*Aim of the exercise*
Every entry is to be restated exactly; pictures are not part of the copy.

═══ Information provided ═══

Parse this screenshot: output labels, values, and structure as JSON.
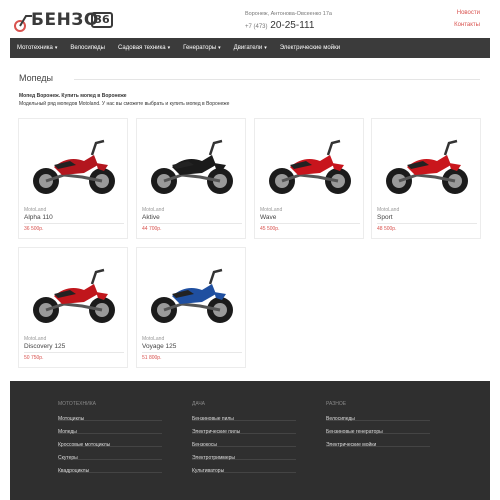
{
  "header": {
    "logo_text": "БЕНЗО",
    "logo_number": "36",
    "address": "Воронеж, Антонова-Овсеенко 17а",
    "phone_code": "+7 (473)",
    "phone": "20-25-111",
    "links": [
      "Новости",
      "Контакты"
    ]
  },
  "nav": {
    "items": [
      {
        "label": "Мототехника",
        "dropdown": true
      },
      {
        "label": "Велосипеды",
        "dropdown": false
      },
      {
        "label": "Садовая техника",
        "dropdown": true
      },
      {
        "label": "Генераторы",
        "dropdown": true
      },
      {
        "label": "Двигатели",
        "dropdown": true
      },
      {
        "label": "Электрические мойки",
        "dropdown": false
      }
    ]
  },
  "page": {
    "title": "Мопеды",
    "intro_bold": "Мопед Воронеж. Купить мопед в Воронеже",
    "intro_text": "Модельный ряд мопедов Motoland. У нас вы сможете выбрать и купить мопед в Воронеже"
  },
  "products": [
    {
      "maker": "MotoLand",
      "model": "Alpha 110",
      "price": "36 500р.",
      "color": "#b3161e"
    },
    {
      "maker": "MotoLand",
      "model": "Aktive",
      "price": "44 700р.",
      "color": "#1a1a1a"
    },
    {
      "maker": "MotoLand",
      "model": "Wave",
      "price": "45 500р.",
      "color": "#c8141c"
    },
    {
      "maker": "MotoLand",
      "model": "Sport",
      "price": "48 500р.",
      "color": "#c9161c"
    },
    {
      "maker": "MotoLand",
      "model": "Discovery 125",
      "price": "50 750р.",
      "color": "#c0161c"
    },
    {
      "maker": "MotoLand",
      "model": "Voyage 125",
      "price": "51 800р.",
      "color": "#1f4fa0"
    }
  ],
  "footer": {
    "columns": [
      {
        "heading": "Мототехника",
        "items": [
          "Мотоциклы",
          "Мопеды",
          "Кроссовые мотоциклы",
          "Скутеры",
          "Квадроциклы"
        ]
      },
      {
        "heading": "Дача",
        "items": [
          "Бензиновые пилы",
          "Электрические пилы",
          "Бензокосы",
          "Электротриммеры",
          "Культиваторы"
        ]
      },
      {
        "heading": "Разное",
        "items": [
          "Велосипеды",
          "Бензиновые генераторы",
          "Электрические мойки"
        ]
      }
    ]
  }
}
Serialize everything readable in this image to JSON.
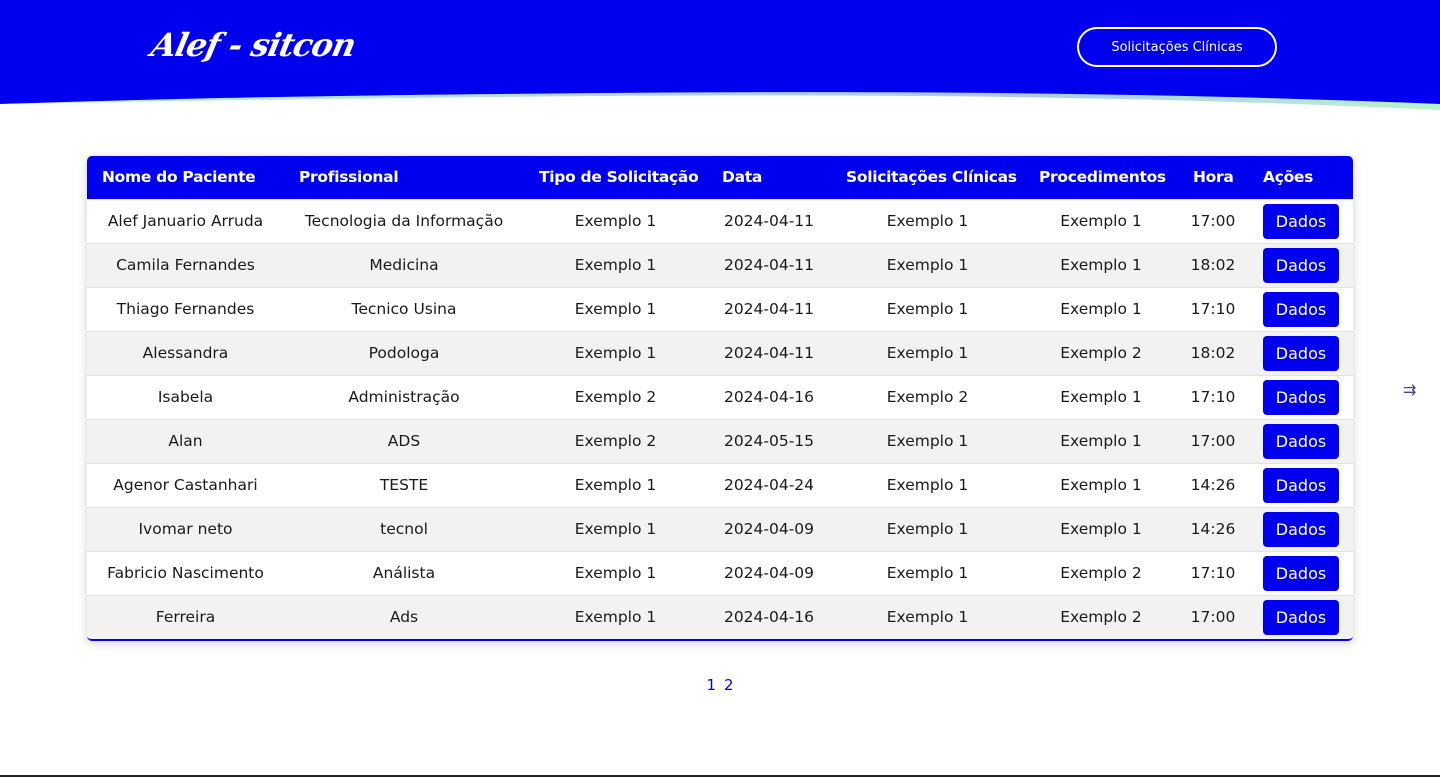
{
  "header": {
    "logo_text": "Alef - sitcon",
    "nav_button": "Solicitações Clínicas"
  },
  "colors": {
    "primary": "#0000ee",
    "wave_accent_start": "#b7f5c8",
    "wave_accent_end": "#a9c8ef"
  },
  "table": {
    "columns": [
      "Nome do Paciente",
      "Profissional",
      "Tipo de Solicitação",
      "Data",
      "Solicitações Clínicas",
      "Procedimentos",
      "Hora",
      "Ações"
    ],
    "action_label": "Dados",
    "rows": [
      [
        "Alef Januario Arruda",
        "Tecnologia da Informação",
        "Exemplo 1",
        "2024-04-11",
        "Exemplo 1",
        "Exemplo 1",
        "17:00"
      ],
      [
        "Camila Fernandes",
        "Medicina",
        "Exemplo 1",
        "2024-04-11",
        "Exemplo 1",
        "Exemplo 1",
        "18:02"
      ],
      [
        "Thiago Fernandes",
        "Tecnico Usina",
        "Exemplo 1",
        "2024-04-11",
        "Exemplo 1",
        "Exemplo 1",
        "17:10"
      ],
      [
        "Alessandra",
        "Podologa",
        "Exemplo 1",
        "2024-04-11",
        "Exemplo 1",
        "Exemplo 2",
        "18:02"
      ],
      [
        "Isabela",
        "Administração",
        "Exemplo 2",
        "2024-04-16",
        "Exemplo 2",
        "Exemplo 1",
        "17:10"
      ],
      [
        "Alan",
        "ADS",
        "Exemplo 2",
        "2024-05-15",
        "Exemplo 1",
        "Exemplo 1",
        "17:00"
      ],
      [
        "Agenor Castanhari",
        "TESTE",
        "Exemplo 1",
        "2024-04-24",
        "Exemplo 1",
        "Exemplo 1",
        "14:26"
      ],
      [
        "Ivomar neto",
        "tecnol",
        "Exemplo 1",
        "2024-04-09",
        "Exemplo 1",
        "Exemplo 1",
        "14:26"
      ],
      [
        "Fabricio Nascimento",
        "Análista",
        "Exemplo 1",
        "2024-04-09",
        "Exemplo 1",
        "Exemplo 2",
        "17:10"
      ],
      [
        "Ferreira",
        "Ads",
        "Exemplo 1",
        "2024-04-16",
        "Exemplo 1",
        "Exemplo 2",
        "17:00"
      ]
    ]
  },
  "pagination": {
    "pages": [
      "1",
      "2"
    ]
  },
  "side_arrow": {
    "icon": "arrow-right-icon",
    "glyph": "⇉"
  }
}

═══

*Reply to the exercise*
Parse this screenshot: output labels, values, and structure as JSON.
{
  "header": {
    "logo_text": "БЕНЗО",
    "logo_number": "36",
    "address": "Воронеж, Антонова-Овсеенко 17а",
    "phone_code": "+7 (473)",
    "phone": "20-25-111",
    "links": [
      "Новости",
      "Контакты"
    ]
  },
  "nav": {
    "items": [
      {
        "label": "Мототехника",
        "dropdown": true
      },
      {
        "label": "Велосипеды",
        "dropdown": false
      },
      {
        "label": "Садовая техника",
        "dropdown": true
      },
      {
        "label": "Генераторы",
        "dropdown": true
      },
      {
        "label": "Двигатели",
        "dropdown": true
      },
      {
        "label": "Электрические мойки",
        "dropdown": false
      }
    ]
  },
  "page": {
    "title": "Мопеды",
    "intro_bold": "Мопед Воронеж. Купить мопед в Воронеже",
    "intro_text": "Модельный ряд мопедов Motoland. У нас вы сможете выбрать и купить мопед в Воронеже"
  },
  "products": [
    {
      "maker": "MotoLand",
      "model": "Alpha 110",
      "price": "36 500р.",
      "color": "#b3161e"
    },
    {
      "maker": "MotoLand",
      "model": "Aktive",
      "price": "44 700р.",
      "color": "#1a1a1a"
    },
    {
      "maker": "MotoLand",
      "model": "Wave",
      "price": "45 500р.",
      "color": "#c8141c"
    },
    {
      "maker": "MotoLand",
      "model": "Sport",
      "price": "48 500р.",
      "color": "#c9161c"
    },
    {
      "maker": "MotoLand",
      "model": "Discovery 125",
      "price": "50 750р.",
      "color": "#c0161c"
    },
    {
      "maker": "MotoLand",
      "model": "Voyage 125",
      "price": "51 800р.",
      "color": "#1f4fa0"
    }
  ],
  "footer": {
    "columns": [
      {
        "heading": "Мототехника",
        "items": [
          "Мотоциклы",
          "Мопеды",
          "Кроссовые мотоциклы",
          "Скутеры",
          "Квадроциклы"
        ]
      },
      {
        "heading": "Дача",
        "items": [
          "Бензиновые пилы",
          "Электрические пилы",
          "Бензокосы",
          "Электротриммеры",
          "Культиваторы"
        ]
      },
      {
        "heading": "Разное",
        "items": [
          "Велосипеды",
          "Бензиновые генераторы",
          "Электрические мойки"
        ]
      }
    ]
  }
}
Serialize everything readable in this image to JSON.
{
  "header": {
    "logo_text": "Alef - sitcon",
    "nav_button": "Solicitações Clínicas"
  },
  "colors": {
    "primary": "#0000ee",
    "wave_accent_start": "#b7f5c8",
    "wave_accent_end": "#a9c8ef"
  },
  "table": {
    "columns": [
      "Nome do Paciente",
      "Profissional",
      "Tipo de Solicitação",
      "Data",
      "Solicitações Clínicas",
      "Procedimentos",
      "Hora",
      "Ações"
    ],
    "action_label": "Dados",
    "rows": [
      [
        "Alef Januario Arruda",
        "Tecnologia da Informação",
        "Exemplo 1",
        "2024-04-11",
        "Exemplo 1",
        "Exemplo 1",
        "17:00"
      ],
      [
        "Camila Fernandes",
        "Medicina",
        "Exemplo 1",
        "2024-04-11",
        "Exemplo 1",
        "Exemplo 1",
        "18:02"
      ],
      [
        "Thiago Fernandes",
        "Tecnico Usina",
        "Exemplo 1",
        "2024-04-11",
        "Exemplo 1",
        "Exemplo 1",
        "17:10"
      ],
      [
        "Alessandra",
        "Podologa",
        "Exemplo 1",
        "2024-04-11",
        "Exemplo 1",
        "Exemplo 2",
        "18:02"
      ],
      [
        "Isabela",
        "Administração",
        "Exemplo 2",
        "2024-04-16",
        "Exemplo 2",
        "Exemplo 1",
        "17:10"
      ],
      [
        "Alan",
        "ADS",
        "Exemplo 2",
        "2024-05-15",
        "Exemplo 1",
        "Exemplo 1",
        "17:00"
      ],
      [
        "Agenor Castanhari",
        "TESTE",
        "Exemplo 1",
        "2024-04-24",
        "Exemplo 1",
        "Exemplo 1",
        "14:26"
      ],
      [
        "Ivomar neto",
        "tecnol",
        "Exemplo 1",
        "2024-04-09",
        "Exemplo 1",
        "Exemplo 1",
        "14:26"
      ],
      [
        "Fabricio Nascimento",
        "Análista",
        "Exemplo 1",
        "2024-04-09",
        "Exemplo 1",
        "Exemplo 2",
        "17:10"
      ],
      [
        "Ferreira",
        "Ads",
        "Exemplo 1",
        "2024-04-16",
        "Exemplo 1",
        "Exemplo 2",
        "17:00"
      ]
    ]
  },
  "pagination": {
    "pages": [
      "1",
      "2"
    ]
  },
  "side_arrow": {
    "icon": "arrow-right-icon",
    "glyph": "⇉"
  }
}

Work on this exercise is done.